Richard Immerman
Professor of History



A recent message I received from Drew McKevitt, Strategic Visions’ editor, brought home the sort of out of body experience I’ve had since my arrival in London. Email can cause that. When writing to ask for my contribution to this issue, Drew filled in the subject line with, “Notes from the Absentee Director.” He was accurate, of course. I’ve spent most of my time since January writing my book, delivering lectures, and taking full advantage of all the riches London can offer (not that I can afford them). I’ve done some traveling, too—strictly for pleasure, I’ll add unapologetically.

Yet while technically an absentee director, virtually I’ve not gone anywhere. Hardly a day has gone by when I’ve not corresponded through cyberspace with at least one CENFAD faculty, student, or member. I’ve supervised dissertations, including the defense or imminent defenses of two of CENFAD’s former graduate student coordinators, David Rezelman and Bob Wintermute (relax—I conduct defenses by phone). I’ve managed the selection of the three 2006 CENFAD Research Fellows. Congratulations to Hieu Ho (the Marvin Wachman Fellow for his dissertation, Village Histories: Revolution, American Social Engineering, and War in Rural Central Vietnam); Richard Grippaldi (the John Votaw Fellow for Birth of the U.S. Cavalry: The Regiment of Dragoons, Military Professionalism, and Peacekeeping on the Permanent Indian Frontier, 1833-1836); and Britton McDonald (the Jeffrey Bower Fellow for Dedication Despite Neglect: The Canadian Militia in the Interwar Years, 1919-1939). I helped to decide the recipient of the inaugural Edwin H. Sherman Family Prize for the outstanding undergraduate paper in force and diplomacy. It went to Betsy Beasley of the University of Georgia for her Damsels in Distress, Frustrated Old Women, and the Masculine Enterprise: Gendered Constructs in U.S. Relations with Vietnam, 1963-1968. And, as all of you who are on our list know so very, very well, I’ve sent out announcement after announcement of the galaxy of stimulating and diverse speakers who have filled the Russell Weigley Room by presenting their research at CENFAD Colloquia or the International History Workshop.

I could only enjoy these colloquia, workshops, and related programs vicariously—through their titles, my familiarity with the presenters, and the flood of reports I received.

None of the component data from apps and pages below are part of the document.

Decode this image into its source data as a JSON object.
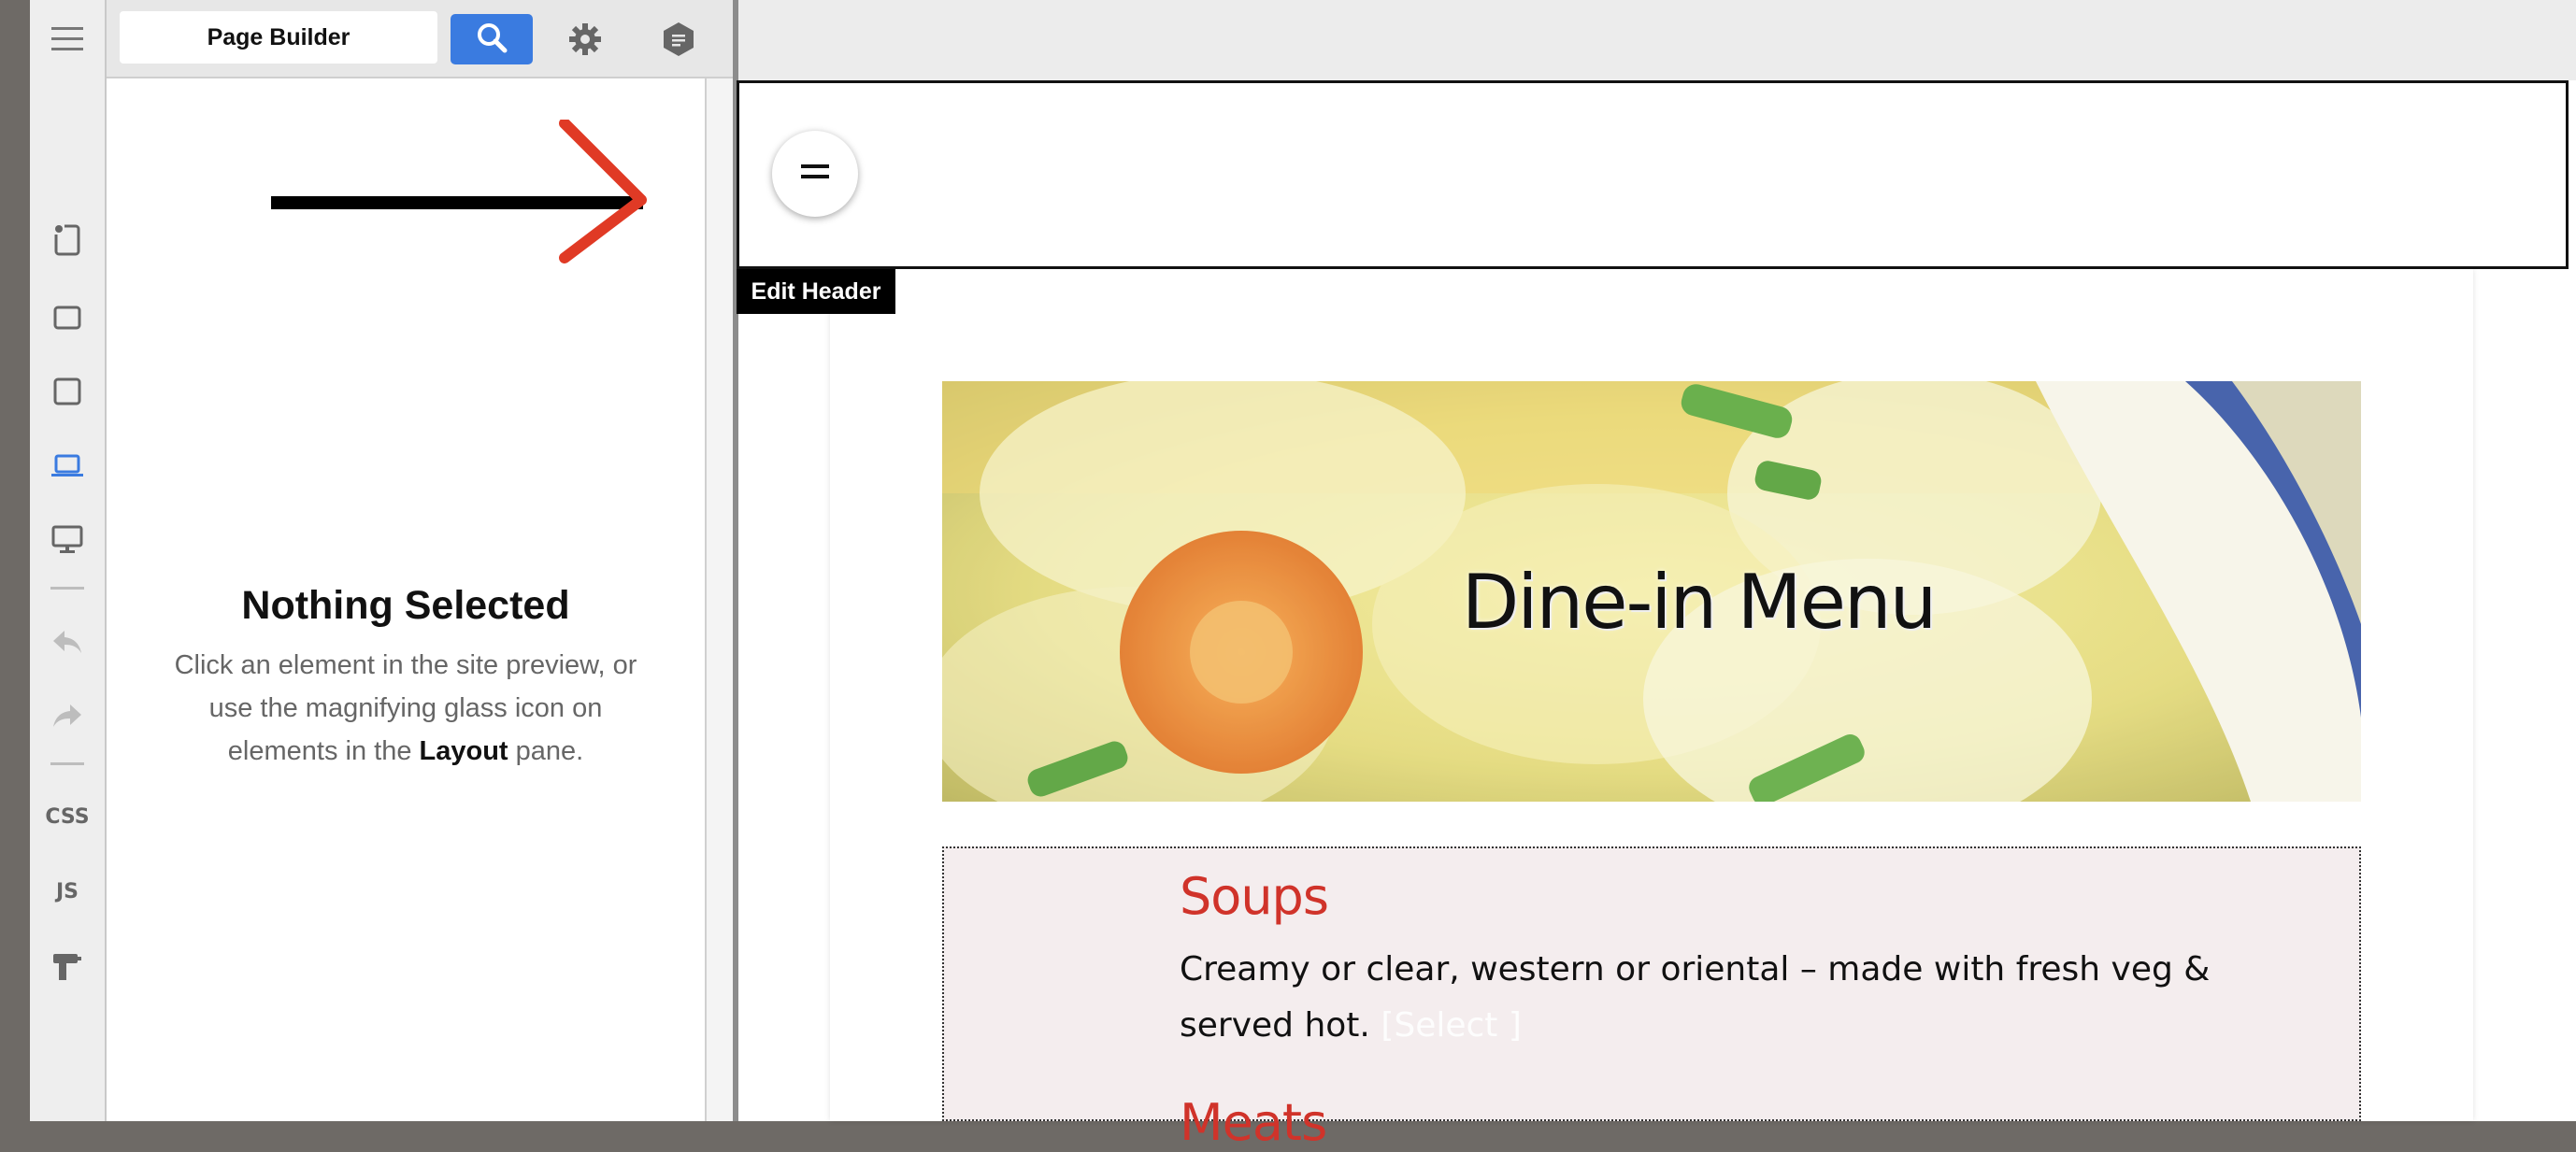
{
  "toolbar": {
    "title": "Page Builder",
    "search_icon": "magnifying-glass-icon",
    "settings_icon": "gear-icon",
    "notes_icon": "hexagon-note-icon",
    "accent_color": "#3a7be0"
  },
  "rail": {
    "menu_icon": "hamburger-menu-icon",
    "devices": [
      "phone-portrait-icon",
      "phone-landscape-icon",
      "tablet-icon",
      "laptop-icon",
      "desktop-icon"
    ],
    "active_device": "laptop-icon",
    "undo_icon": "undo-icon",
    "redo_icon": "redo-icon",
    "css_label": "CSS",
    "js_label": "JS",
    "tools_icon": "hammer-icon"
  },
  "panel": {
    "empty_title": "Nothing Selected",
    "empty_line1": "Click an element in the site preview, or use the magnifying glass icon on elements in the ",
    "empty_bold": "Layout",
    "empty_line2": " pane."
  },
  "preview": {
    "header_menu_icon": "equals-menu-icon",
    "edit_header_label": "Edit Header",
    "hero_title": "Dine-in Menu",
    "sections": [
      {
        "title": "Soups",
        "description": "Creamy or clear, western or oriental – made with fresh veg & served hot.",
        "select_tag": "[Select ]"
      },
      {
        "title": "Meats"
      }
    ],
    "section_title_color": "#d0332a"
  }
}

But I enjoyed them, believe me. They underscored what CENFAD is all about: the creation and dissemination of knowledge about force and diplomacy. Toward this end, we encourage and promote scholarship that is innovative and imaginative, that provokes, that challenges and expands how we think about both history and contemporary affairs. Whether living in Philadelphia or London, I am proud of what CENFAD is and what it does.

In a strange way I think my absentee, or as I prefer my virtual directorship of CENFAD over these past months bolstered that pride. I gained perspective through my personal version on the “Special Relationship.” Also bolstering that pride, however, was a darker dimension of my out of body experience. Those of you who read the Philadelphia papers are aware that several months ago, along with another CENFAD principal, Temple University, and the university’s president, I found myself a defendant in a lawsuit filed by a graduate student in the History Department. The plaintiff, who serves in the Pennsylvania National Guard, alleged that collectively we “engaged in a campaign of retaliation and retribution” for the purpose of “thwart[ing] his ability to complete his graduate degree.” The lawsuit contends that our motive was our intolerance for political beliefs dissimilar to our own. The incriminating evidence, wrote the lead attorney for the Alliance Defense Fund, which represents the defendant, in an op-ed piece published in the Philadelphia Daily News, is the defendant’s receipt of “several invitations to sit-ins and other anti-war activities. These e-mails were written by a professor using publicly funded resources to advance his own personal political agenda.” The suit identifies that professor as me. As further evidence, the attorney claims that a reader of the defendant’s M.A. thesis “flunked” it because his “political beliefs are opposed.” The suit identifies that reader as my CENFAD colleague.

My purpose now is not to defend myself, my colleague, or the university. I have replied to the many press queries I have received concerning this suit by responding simply that I stand by my record. That record is in large part CENFAD’s record. Announcing colloquia, reading dissertations, selecting recipients of awards, and more this semester, while living an ocean apart, has made me that much prouder of that record. CENFAD attests not only to the bankruptcy of the lawsuit, but also of organizations like the Alliance Defense Fund and legislation like HR 177, the bill passed by the Pennsylvania House of Representative to examine the need for a so-called Academic Bill of Rights. Their political agenda violates everything that CENFAD represents. Over the past years I have written in this space that the contemporary international environment adds value and urgency to CENFAD’s mission. My out of body experience this spring is a sure sign that the same is true for the contemporary domestic environment. This is a troubled and troubling time.